[Entries from a dataset of interfaces]

☆ ☆ ☆ ☆

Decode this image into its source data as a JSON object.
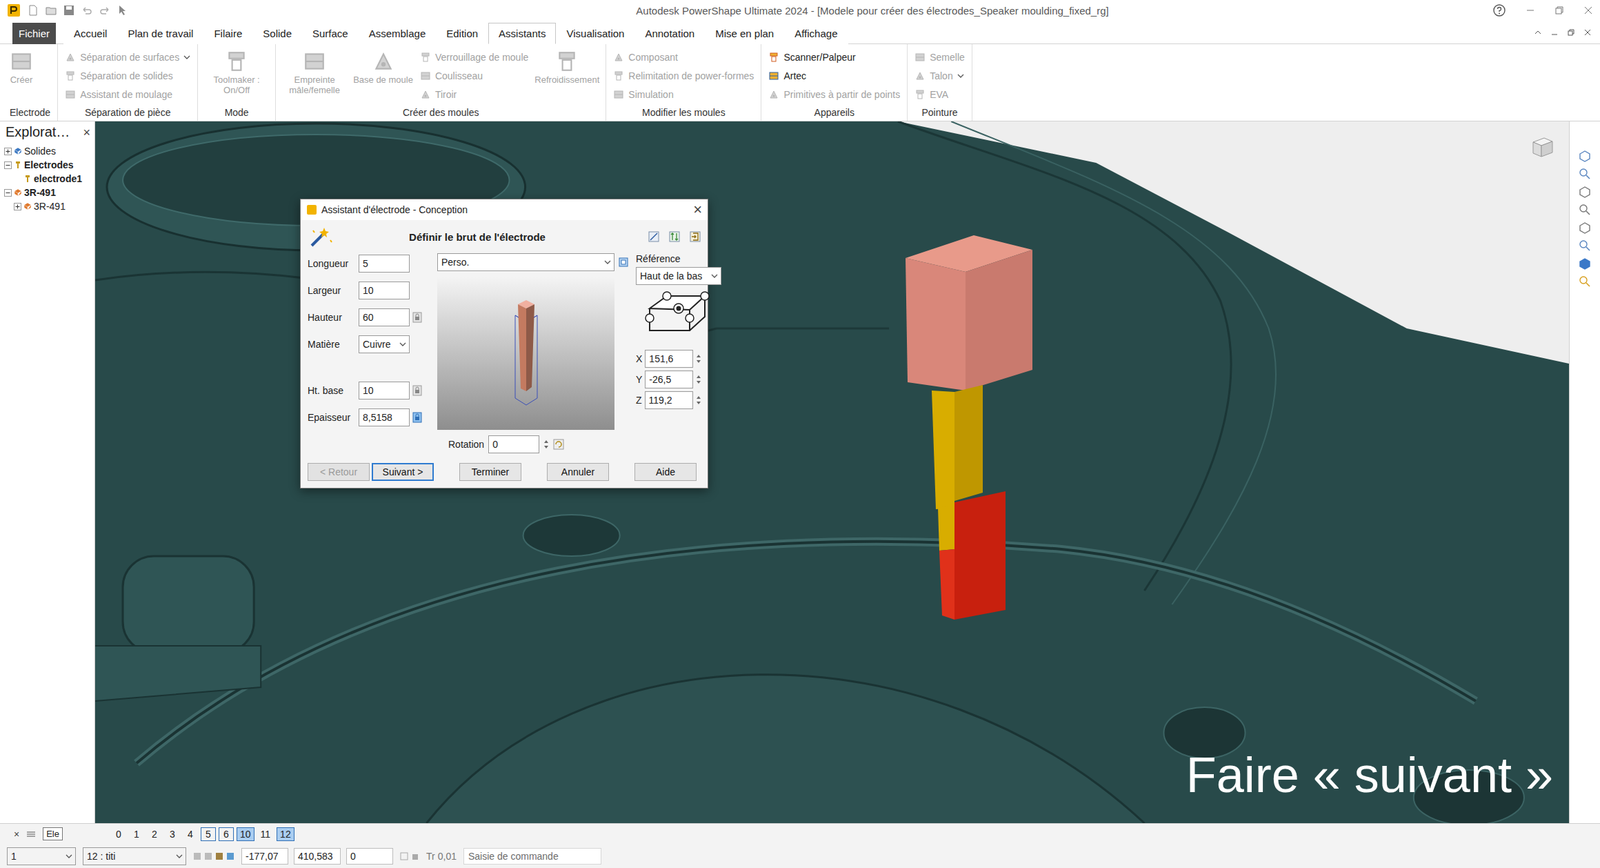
{
  "window": {
    "title": "Autodesk PowerShape Ultimate 2024 - [Modele pour créer des électrodes_Speaker moulding_fixed_rg]"
  },
  "tabs": [
    {
      "label": "Fichier",
      "selected": false,
      "kind": "file"
    },
    {
      "label": "Accueil",
      "selected": false,
      "kind": "tab"
    },
    {
      "label": "Plan de travail",
      "selected": false,
      "kind": "tab"
    },
    {
      "label": "Filaire",
      "selected": false,
      "kind": "tab"
    },
    {
      "label": "Solide",
      "selected": false,
      "kind": "tab"
    },
    {
      "label": "Surface",
      "selected": false,
      "kind": "tab"
    },
    {
      "label": "Assemblage",
      "selected": false,
      "kind": "tab"
    },
    {
      "label": "Edition",
      "selected": false,
      "kind": "tab"
    },
    {
      "label": "Assistants",
      "selected": true,
      "kind": "tab"
    },
    {
      "label": "Visualisation",
      "selected": false,
      "kind": "tab"
    },
    {
      "label": "Annotation",
      "selected": false,
      "kind": "tab"
    },
    {
      "label": "Mise en plan",
      "selected": false,
      "kind": "tab"
    },
    {
      "label": "Affichage",
      "selected": false,
      "kind": "tab"
    }
  ],
  "ribbon_groups": [
    {
      "label": "Electrode",
      "items": [
        {
          "label": "Créer",
          "kind": "large",
          "disabled": true,
          "has_menu": false
        }
      ]
    },
    {
      "label": "Séparation de pièce",
      "items": [
        {
          "label": "Séparation de surfaces",
          "kind": "small",
          "disabled": true,
          "has_menu": true
        },
        {
          "label": "Séparation de solides",
          "kind": "small",
          "disabled": true,
          "has_menu": false
        },
        {
          "label": "Assistant de moulage",
          "kind": "small",
          "disabled": true,
          "has_menu": false
        }
      ]
    },
    {
      "label": "Mode",
      "items": [
        {
          "label": "Toolmaker : On/Off",
          "kind": "large",
          "disabled": true,
          "has_menu": false
        }
      ]
    },
    {
      "label": "Créer des moules",
      "items": [
        {
          "label": "Empreinte mâle/femelle",
          "kind": "large",
          "disabled": true,
          "has_menu": false
        },
        {
          "label": "Base de moule",
          "kind": "large",
          "disabled": true,
          "has_menu": false
        },
        {
          "label": "Verrouillage de moule",
          "kind": "small",
          "disabled": true,
          "has_menu": false
        },
        {
          "label": "Coulisseau",
          "kind": "small",
          "disabled": true,
          "has_menu": false
        },
        {
          "label": "Tiroir",
          "kind": "small",
          "disabled": true,
          "has_menu": false
        },
        {
          "label": "Refroidissement",
          "kind": "large",
          "disabled": true,
          "has_menu": false
        }
      ]
    },
    {
      "label": "Modifier les moules",
      "items": [
        {
          "label": "Composant",
          "kind": "small",
          "disabled": true,
          "has_menu": false
        },
        {
          "label": "Relimitation de power-formes",
          "kind": "small",
          "disabled": true,
          "has_menu": false
        },
        {
          "label": "Simulation",
          "kind": "small",
          "disabled": true,
          "has_menu": false
        }
      ]
    },
    {
      "label": "Appareils",
      "items": [
        {
          "label": "Scanner/Palpeur",
          "kind": "small",
          "disabled": false,
          "has_menu": false
        },
        {
          "label": "Artec",
          "kind": "small",
          "disabled": false,
          "has_menu": false
        },
        {
          "label": "Primitives à partir de points",
          "kind": "small",
          "disabled": true,
          "has_menu": false
        }
      ]
    },
    {
      "label": "Pointure",
      "items": [
        {
          "label": "Semelle",
          "kind": "small",
          "disabled": true,
          "has_menu": false
        },
        {
          "label": "Talon",
          "kind": "small",
          "disabled": true,
          "has_menu": true
        },
        {
          "label": "EVA",
          "kind": "small",
          "disabled": true,
          "has_menu": false
        }
      ]
    }
  ],
  "explorer": {
    "title": "Explorat…",
    "close": "×",
    "items": [
      {
        "label": "Solides",
        "depth": 0,
        "bold": false,
        "expandable": true,
        "expanded": false,
        "kind": "solids"
      },
      {
        "label": "Electrodes",
        "depth": 0,
        "bold": true,
        "expandable": true,
        "expanded": true,
        "kind": "electrodes"
      },
      {
        "label": "electrode1",
        "depth": 1,
        "bold": true,
        "expandable": false,
        "expanded": false,
        "kind": "electrode"
      },
      {
        "label": "3R-491",
        "depth": 0,
        "bold": true,
        "expandable": true,
        "expanded": true,
        "kind": "assembly"
      },
      {
        "label": "3R-491",
        "depth": 1,
        "bold": false,
        "expandable": true,
        "expanded": false,
        "kind": "component"
      }
    ]
  },
  "dialog": {
    "title": "Assistant d'électrode - Conception",
    "close": "×",
    "heading": "Définir le brut de l'électrode",
    "fields": [
      {
        "label": "Longueur",
        "value": "5",
        "kind": "input"
      },
      {
        "label": "Largeur",
        "value": "10",
        "kind": "input"
      },
      {
        "label": "Hauteur",
        "value": "60",
        "kind": "input-lock",
        "locked": false
      },
      {
        "label": "Matière",
        "value": "Cuivre",
        "kind": "select"
      },
      {
        "label": "Ht. base",
        "value": "10",
        "kind": "input-lock",
        "locked": false
      },
      {
        "label": "Epaisseur",
        "value": "8,5158",
        "kind": "input-lock",
        "locked": true
      }
    ],
    "preset": "Perso.",
    "rotation_label": "Rotation",
    "rotation": "0",
    "reference_label": "Référence",
    "reference": "Haut de la bas",
    "coords": [
      {
        "axis": "X",
        "value": "151,6"
      },
      {
        "axis": "Y",
        "value": "-26,5"
      },
      {
        "axis": "Z",
        "value": "119,2"
      }
    ],
    "buttons": [
      {
        "label": "< Retour",
        "disabled": true,
        "default": false
      },
      {
        "label": "Suivant >",
        "disabled": false,
        "default": true
      },
      {
        "label": "Terminer",
        "disabled": false,
        "default": false
      },
      {
        "label": "Annuler",
        "disabled": false,
        "default": false
      },
      {
        "label": "Aide",
        "disabled": false,
        "default": false
      }
    ]
  },
  "caption": "Faire « suivant »",
  "level_bar": {
    "close": "×",
    "name_field": "Ele",
    "levels": [
      {
        "label": "0",
        "boxed": false,
        "selected": false
      },
      {
        "label": "1",
        "boxed": false,
        "selected": false
      },
      {
        "label": "2",
        "boxed": false,
        "selected": false
      },
      {
        "label": "3",
        "boxed": false,
        "selected": false
      },
      {
        "label": "4",
        "boxed": false,
        "selected": false
      },
      {
        "label": "5",
        "boxed": true,
        "selected": false
      },
      {
        "label": "6",
        "boxed": true,
        "selected": false
      },
      {
        "label": "10",
        "boxed": true,
        "selected": true
      },
      {
        "label": "11",
        "boxed": false,
        "selected": false
      },
      {
        "label": "12",
        "boxed": true,
        "selected": true
      }
    ]
  },
  "status_bar": {
    "level_select": "1",
    "layer_select": "12 : titi",
    "x": "-177,07",
    "y": "410,583",
    "z": "0",
    "tolerance_label": "Tr",
    "tolerance": "0,01",
    "command_placeholder": "Saisie de commande"
  }
}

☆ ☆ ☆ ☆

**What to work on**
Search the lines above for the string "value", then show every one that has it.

**Solution to the exercise**
        "value": "5",
        "value": "10",
        "value": "60",
        "value": "Cuivre",
        "value": "10",
        "value": "8,5158",
        "value": "151,6"
        "value": "-26,5"
        "value": "119,2"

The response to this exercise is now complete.